Jin Kemper Fine Art
501 West 23rd St. New York 10011

Deciding which Chelsea art gallery to feature in Urban Explorer was initially very difficult. How can I pick one gallery when each is so unique and, for the most part, equally impressive? Kempner’s stood apart from the rest, not because of the art inside the gallery, but for the outside architecture of the gallery itself. This contemporary art gallery is designed with the buildings around it, using old-school materials like steel in modern ways (elevations, rock gardrens and asymmetrical window placement). This gallery was filled with natural light, and a welcoming atmosphere. The pieces it showcased ranged from organic rock sculptures to black and white Nicki-Minaj-inspired portraits.

119 7th Ave. New York 10021

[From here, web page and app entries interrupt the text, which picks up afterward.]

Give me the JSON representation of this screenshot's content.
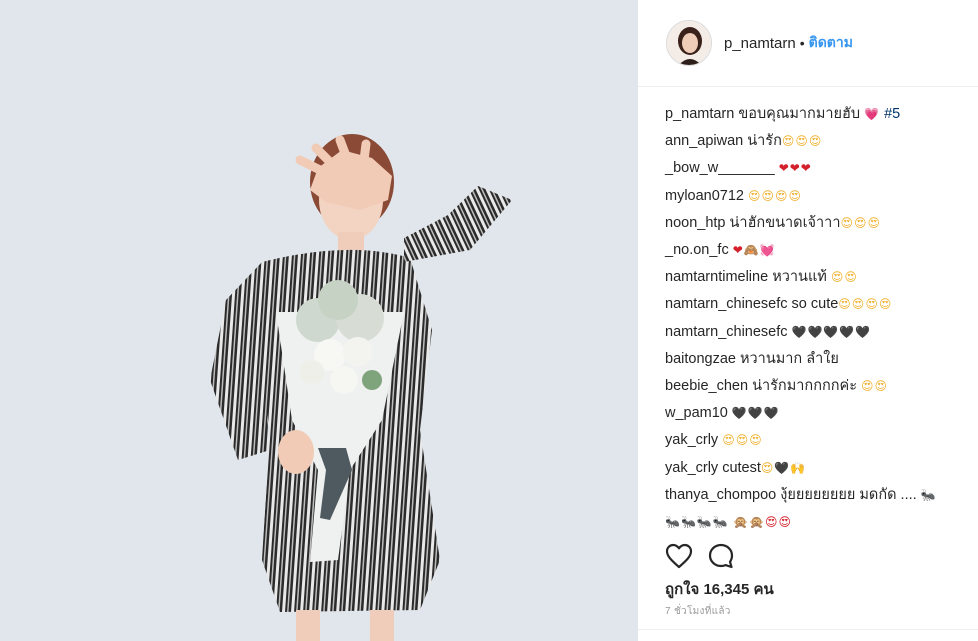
{
  "post": {
    "username": "p_namtarn",
    "separator": "•",
    "follow_label": "ติดตาม"
  },
  "comments": [
    {
      "user": "p_namtarn",
      "text": " ขอบคุณมากมายฮับ ",
      "emoji": "💗",
      "extra": " #5"
    },
    {
      "user": "ann_apiwan",
      "text": " น่ารัก",
      "emoji": "😍😍😍"
    },
    {
      "user": "_bow_w_______",
      "text": " ",
      "emoji": "❤❤❤"
    },
    {
      "user": "myloan0712",
      "text": " ",
      "emoji": "😍😍😍😍"
    },
    {
      "user": "noon_htp",
      "text": " น่าฮักขนาดเจ้าาา",
      "emoji": "😍😍😍"
    },
    {
      "user": "_no.on_fc",
      "text": " ",
      "emoji": "❤🙈💓"
    },
    {
      "user": "namtarntimeline",
      "text": " หวานแท้ ",
      "emoji": "😍😍"
    },
    {
      "user": "namtarn_chinesefc",
      "text": " so cute",
      "emoji": "😍😍😍😍"
    },
    {
      "user": "namtarn_chinesefc",
      "text": " ",
      "emoji": "🖤🖤🖤🖤🖤"
    },
    {
      "user": "baitongzae",
      "text": " หวานมาก ลำใย",
      "emoji": ""
    },
    {
      "user": "beebie_chen",
      "text": " น่ารักมากกกกค่ะ ",
      "emoji": "😍😍"
    },
    {
      "user": "w_pam10",
      "text": " ",
      "emoji": "🖤🖤🖤"
    },
    {
      "user": "yak_crly",
      "text": " ",
      "emoji": "😍😍😍"
    },
    {
      "user": "yak_crly",
      "text": " cutest",
      "emoji": "😍🖤🙌"
    },
    {
      "user": "thanya_chompoo",
      "text": " งุ้ยยยยยยยย มดกัด .... ",
      "emoji": "🐜",
      "line2": "🐜🐜🐜🐜 🙊🙊😍😍"
    }
  ],
  "icons": {
    "like": "heart-outline-icon",
    "comment": "comment-bubble-icon"
  },
  "likes_text": "ถูกใจ 16,345 คน",
  "time_text": "7 ชั่วโมงที่แล้ว"
}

One cold January night, a good friend and I found ourselves at the border of civilized living: freezing, phoneless and famished on a street lined with unopened storefronts at 2 am. A golden chariot (taxi) rescued us; once waved down, we jumped in and said, “Take us to the best food place nearby that’s still open.” Six minutes later we found ourselves at Cafeteria, a modern restaurant with décor reminiscent of a super-hip lounge from four years ago. The service was quick and the food was trendy New-York-American. The dish that set it apart was its macaroni and cheese. Yes, it may sound like kindergarten, but simple comfort food is just what we needed that cold day. Also, try their pancakes; cute, miniature and fluffy, but unlike adorable animals, these were delicious.